WEST HOLLYWOOD, Calif. — What Wikipedia has done for encyclopedias, YouTube for trending videos and Waze for traffic congestion alerts, Nike hopes to do with footwear and apparel.
In a word, it’s crowdsourcing — culling data from thousands of customers’ finger taps on their smartphone displays and using it to collectively dictate what merchandise should be stocked in a new concept store.
In opening its new Nike by Melrose boutique Thursday in trendy West Hollywood, Nike hopes it has found a way to bridge the divide between online and conventional shopping, solving a puzzle that has largely defied the best minds in the retail industry.
Nike’s experiment comes amid a sporting-goods retail meltdown over past couple of years that saw the demise of several once high-flying chains, including Sports Authority, Golfsmith and Sports Chalet, as enthusiasts shifted to online shopping. But Nike, one of the world’s largest brands, still sees the need for stores.
“We don’t see physical retail disappearing,” said Heidi O’Neill, president of NikeDirect, but “the physical shopping experience connected to digital is really important.”
The new West Hollywood store, part of what is known as Nike Live, aims to directly link digitally collected data from users of the NikePlus app and other internet sites run by the sneaker maker with what happens in its retail space.
The Nike store on Melrose Avenue is decidedly smaller than the brand’s three-story Los Angeles flagship only a couple of miles away.
Nike by Melrose will work like this:
At least 25% of the store’s shoe merchandise mix will rotate every two weeks based on the interest that users of Nike’s smartphone app and other company-run sites show in particular items. So, for example, if runners stop marveling at the Air Zoom Pegasus 35 on the NikePlus app and fall in love with the Epic React Flyknit instead, the stock will be quickly rotated to make sure more Epics are ready for buyers.
Data collection will be centered on NikePlus app users living within five zip codes near the new store, said Sean Madden, senior director of product for Nike Retail.
At Nike’s other stores, the turnover rate for the shoe inventory can take up to 45 days.
Customers who order from home via the app can then come to the store and can swipe their smartphone screen to unlock a compartment, like a vending machine. There they will find the merchandise they ordered.
Also, they can use their phones in various ways while in the store.
By scanning a QR code at a display, they can find if the sizes and colors of merchandise they may want are in stock. At Nike’s nearby flagship store, staff fields up to 200 calls a day asking whether particular items are in stock, said Michelle Warvel, a senior director for Nike stores.

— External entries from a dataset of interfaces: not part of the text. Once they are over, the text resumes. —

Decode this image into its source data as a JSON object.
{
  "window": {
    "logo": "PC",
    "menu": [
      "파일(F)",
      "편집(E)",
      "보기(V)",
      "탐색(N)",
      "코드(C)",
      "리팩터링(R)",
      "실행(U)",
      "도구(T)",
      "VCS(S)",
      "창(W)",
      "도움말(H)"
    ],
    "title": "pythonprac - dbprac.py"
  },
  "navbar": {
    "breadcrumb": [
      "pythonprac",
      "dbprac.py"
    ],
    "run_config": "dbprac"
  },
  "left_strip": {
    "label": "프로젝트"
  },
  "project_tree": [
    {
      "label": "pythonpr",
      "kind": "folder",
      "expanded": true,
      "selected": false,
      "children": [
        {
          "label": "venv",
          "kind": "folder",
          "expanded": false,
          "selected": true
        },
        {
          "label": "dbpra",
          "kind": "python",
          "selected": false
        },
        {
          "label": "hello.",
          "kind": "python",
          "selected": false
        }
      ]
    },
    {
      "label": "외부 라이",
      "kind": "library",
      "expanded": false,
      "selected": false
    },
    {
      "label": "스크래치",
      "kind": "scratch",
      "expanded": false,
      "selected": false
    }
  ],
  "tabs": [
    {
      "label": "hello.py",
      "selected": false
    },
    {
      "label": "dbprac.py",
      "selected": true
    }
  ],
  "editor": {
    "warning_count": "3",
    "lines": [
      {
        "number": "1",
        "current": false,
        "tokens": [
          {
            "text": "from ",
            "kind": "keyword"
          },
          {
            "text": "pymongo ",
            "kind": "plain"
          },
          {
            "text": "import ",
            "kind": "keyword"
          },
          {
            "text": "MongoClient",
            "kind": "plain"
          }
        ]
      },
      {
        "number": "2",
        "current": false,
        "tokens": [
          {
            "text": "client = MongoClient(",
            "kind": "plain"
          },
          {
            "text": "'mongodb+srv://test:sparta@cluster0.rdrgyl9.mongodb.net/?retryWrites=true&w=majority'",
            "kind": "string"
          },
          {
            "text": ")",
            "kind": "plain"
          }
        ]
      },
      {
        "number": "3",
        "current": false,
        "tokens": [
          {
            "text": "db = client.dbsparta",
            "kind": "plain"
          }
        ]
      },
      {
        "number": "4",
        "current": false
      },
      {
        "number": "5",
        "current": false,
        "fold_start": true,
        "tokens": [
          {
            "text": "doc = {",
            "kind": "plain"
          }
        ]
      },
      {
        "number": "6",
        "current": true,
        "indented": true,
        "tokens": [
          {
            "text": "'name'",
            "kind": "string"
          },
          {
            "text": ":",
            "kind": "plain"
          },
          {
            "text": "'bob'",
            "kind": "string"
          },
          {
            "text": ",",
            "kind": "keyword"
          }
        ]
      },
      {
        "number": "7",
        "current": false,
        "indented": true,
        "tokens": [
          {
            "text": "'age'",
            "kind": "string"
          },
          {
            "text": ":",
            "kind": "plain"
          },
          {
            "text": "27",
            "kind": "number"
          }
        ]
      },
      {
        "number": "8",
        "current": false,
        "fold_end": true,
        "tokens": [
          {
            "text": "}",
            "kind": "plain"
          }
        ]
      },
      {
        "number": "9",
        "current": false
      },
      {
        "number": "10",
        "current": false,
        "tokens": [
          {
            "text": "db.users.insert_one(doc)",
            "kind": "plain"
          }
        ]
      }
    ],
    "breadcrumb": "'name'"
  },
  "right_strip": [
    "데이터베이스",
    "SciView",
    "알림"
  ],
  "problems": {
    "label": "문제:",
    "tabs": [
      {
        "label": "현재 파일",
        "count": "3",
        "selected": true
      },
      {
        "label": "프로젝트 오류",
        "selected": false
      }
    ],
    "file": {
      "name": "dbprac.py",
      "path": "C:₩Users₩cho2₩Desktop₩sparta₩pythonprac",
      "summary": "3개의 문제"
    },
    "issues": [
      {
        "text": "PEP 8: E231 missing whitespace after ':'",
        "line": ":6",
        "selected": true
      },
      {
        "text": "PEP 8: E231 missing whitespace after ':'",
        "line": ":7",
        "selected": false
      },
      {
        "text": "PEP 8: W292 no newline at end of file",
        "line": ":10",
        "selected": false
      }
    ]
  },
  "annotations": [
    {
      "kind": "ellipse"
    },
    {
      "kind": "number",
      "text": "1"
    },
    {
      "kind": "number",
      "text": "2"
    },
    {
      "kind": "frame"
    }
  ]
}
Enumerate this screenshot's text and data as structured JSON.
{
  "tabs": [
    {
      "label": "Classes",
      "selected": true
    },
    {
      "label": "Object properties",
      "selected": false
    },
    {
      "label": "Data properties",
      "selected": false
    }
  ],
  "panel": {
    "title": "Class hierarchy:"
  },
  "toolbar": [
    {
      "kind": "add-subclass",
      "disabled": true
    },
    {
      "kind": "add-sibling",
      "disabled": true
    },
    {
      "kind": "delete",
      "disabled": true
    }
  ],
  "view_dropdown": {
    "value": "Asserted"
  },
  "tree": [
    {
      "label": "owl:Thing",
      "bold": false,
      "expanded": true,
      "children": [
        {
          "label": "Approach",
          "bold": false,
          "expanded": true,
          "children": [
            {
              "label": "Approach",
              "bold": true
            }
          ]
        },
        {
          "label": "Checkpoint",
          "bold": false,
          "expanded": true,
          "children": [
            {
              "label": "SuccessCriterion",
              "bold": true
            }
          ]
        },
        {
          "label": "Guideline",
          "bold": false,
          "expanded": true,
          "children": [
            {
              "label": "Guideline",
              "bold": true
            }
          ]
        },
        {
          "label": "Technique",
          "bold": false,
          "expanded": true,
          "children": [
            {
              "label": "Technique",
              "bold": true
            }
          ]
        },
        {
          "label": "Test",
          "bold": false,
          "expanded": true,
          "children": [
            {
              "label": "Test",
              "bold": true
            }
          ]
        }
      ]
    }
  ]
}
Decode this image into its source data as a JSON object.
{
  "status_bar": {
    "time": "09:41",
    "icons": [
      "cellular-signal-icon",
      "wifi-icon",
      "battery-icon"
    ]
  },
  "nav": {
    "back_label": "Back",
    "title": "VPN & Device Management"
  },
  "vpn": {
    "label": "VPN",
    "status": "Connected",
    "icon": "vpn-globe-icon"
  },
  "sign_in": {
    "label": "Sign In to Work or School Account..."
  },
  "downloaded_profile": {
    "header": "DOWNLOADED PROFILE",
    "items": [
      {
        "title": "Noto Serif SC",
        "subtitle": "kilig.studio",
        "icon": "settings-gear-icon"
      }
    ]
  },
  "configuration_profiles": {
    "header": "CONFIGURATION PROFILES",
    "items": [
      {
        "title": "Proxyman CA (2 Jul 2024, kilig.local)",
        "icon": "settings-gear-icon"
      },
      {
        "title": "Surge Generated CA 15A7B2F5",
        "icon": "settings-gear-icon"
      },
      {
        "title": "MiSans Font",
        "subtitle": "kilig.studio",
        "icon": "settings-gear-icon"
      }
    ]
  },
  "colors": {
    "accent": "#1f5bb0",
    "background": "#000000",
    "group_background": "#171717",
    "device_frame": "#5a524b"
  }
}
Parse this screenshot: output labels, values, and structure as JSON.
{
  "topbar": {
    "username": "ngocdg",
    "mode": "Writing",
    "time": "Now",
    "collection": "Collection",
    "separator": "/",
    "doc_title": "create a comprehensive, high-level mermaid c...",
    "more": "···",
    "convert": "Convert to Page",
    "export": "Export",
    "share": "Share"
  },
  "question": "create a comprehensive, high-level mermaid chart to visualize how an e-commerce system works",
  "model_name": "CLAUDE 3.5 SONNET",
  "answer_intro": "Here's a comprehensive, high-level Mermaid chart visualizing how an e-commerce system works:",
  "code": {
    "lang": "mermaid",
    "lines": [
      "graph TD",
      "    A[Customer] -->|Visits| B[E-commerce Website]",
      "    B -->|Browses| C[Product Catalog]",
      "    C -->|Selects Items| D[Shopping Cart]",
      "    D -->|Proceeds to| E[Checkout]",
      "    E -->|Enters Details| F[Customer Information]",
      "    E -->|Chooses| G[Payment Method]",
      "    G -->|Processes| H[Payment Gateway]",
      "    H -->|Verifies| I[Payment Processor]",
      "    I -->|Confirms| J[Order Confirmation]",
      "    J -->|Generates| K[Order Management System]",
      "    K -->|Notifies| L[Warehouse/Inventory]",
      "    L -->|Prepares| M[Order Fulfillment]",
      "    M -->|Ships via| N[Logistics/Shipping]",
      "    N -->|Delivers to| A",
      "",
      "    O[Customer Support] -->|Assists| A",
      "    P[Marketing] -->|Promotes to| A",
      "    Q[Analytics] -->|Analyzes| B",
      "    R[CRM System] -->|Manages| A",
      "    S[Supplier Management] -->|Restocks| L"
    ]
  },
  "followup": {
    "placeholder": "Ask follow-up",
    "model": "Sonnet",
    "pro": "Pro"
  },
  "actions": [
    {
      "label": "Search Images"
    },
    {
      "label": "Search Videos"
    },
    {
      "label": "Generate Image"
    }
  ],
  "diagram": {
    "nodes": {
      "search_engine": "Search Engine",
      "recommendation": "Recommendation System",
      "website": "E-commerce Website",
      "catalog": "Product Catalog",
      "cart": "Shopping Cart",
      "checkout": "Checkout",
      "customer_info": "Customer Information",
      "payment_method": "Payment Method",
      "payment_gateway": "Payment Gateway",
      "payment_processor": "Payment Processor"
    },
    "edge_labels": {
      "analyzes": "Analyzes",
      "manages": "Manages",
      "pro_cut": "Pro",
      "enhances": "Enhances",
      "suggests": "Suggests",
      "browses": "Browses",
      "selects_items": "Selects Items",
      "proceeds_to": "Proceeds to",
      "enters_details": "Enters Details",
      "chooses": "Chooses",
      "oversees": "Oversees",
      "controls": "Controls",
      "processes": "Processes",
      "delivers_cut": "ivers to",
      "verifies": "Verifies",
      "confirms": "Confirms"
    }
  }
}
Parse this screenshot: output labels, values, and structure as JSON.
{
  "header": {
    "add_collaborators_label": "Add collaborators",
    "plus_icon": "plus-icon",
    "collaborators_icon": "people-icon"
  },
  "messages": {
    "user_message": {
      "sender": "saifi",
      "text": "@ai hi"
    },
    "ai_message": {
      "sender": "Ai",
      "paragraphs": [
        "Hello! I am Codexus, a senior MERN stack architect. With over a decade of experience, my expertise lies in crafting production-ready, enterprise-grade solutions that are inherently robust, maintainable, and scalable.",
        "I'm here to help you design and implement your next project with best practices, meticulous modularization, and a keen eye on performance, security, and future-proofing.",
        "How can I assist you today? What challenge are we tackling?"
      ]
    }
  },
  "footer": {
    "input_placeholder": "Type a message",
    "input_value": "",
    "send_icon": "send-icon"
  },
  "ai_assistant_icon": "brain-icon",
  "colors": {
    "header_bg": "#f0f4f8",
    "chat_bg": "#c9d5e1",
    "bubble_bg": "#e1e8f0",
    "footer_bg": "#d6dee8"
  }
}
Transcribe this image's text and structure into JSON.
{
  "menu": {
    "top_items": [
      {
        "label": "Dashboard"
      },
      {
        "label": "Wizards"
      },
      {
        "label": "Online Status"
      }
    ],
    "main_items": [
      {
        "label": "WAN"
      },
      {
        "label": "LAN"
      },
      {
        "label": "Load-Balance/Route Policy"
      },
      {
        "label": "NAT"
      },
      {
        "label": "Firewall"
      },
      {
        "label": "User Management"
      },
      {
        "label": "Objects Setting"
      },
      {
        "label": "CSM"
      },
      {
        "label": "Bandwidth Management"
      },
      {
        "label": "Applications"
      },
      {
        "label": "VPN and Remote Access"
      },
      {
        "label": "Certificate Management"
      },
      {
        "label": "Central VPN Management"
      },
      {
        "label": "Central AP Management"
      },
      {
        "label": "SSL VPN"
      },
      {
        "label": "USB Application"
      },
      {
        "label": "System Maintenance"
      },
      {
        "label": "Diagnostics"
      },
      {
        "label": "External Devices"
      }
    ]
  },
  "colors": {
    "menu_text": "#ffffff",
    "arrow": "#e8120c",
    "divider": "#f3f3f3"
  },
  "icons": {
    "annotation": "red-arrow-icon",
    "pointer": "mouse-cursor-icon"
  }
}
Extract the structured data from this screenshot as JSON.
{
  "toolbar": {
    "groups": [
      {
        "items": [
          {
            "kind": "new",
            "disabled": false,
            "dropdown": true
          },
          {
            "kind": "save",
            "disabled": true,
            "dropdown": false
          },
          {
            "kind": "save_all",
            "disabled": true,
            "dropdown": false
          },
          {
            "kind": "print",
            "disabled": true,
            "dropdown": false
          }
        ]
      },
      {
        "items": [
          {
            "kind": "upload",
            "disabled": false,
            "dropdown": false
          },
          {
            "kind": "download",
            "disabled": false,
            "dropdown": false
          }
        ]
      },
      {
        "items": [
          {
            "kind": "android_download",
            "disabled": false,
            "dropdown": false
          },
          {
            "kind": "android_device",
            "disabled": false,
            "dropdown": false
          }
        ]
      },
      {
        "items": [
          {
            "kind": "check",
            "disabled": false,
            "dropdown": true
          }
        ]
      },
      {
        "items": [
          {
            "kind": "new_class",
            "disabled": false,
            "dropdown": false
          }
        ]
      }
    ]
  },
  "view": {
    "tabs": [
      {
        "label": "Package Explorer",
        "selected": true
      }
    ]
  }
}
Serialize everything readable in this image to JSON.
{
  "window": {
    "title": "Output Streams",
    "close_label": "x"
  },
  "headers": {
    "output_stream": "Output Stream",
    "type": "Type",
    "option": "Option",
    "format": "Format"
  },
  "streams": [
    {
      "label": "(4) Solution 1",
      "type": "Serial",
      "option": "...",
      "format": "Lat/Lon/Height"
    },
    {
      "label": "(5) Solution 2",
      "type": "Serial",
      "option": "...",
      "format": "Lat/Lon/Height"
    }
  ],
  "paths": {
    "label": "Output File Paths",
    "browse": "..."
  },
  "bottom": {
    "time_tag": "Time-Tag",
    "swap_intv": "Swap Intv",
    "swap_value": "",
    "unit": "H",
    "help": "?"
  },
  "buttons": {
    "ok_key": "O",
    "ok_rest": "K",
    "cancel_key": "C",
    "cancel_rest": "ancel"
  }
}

If the customer wants to try on a pair of shoes or merchandise, they don’t have to ask for help from a clerk. They can scan the code on a label and ask that the apparel be delivered to a fitting room or to them directly so they can try it on.
In the future, if they are interested in an outfit on a mannequin, they will be able to scan the code on the model and see a list of all the items and their prices. The system will also give them the opportunity order the outfit online if it is not in stock.
Customers can use their phones to skip the line with instant checkout.
Nike Live began with a store in the hip Soho section of New York City, a store with a digital focus that it saw as the future of sport wear retailing. Some 40% of Nike’s digital business came from its app. Now more Nike Live stores are planned, including Tokyo in the spring according to O’Neill.
“We have to serve the local consumer in a different way. We came up with this idea ‘speed shop’ which is to serve the local members fast,” said Cathy Sparks, vice president of global Nike stores. “We are going to use data to determine what product did they want and what services they care about the most.”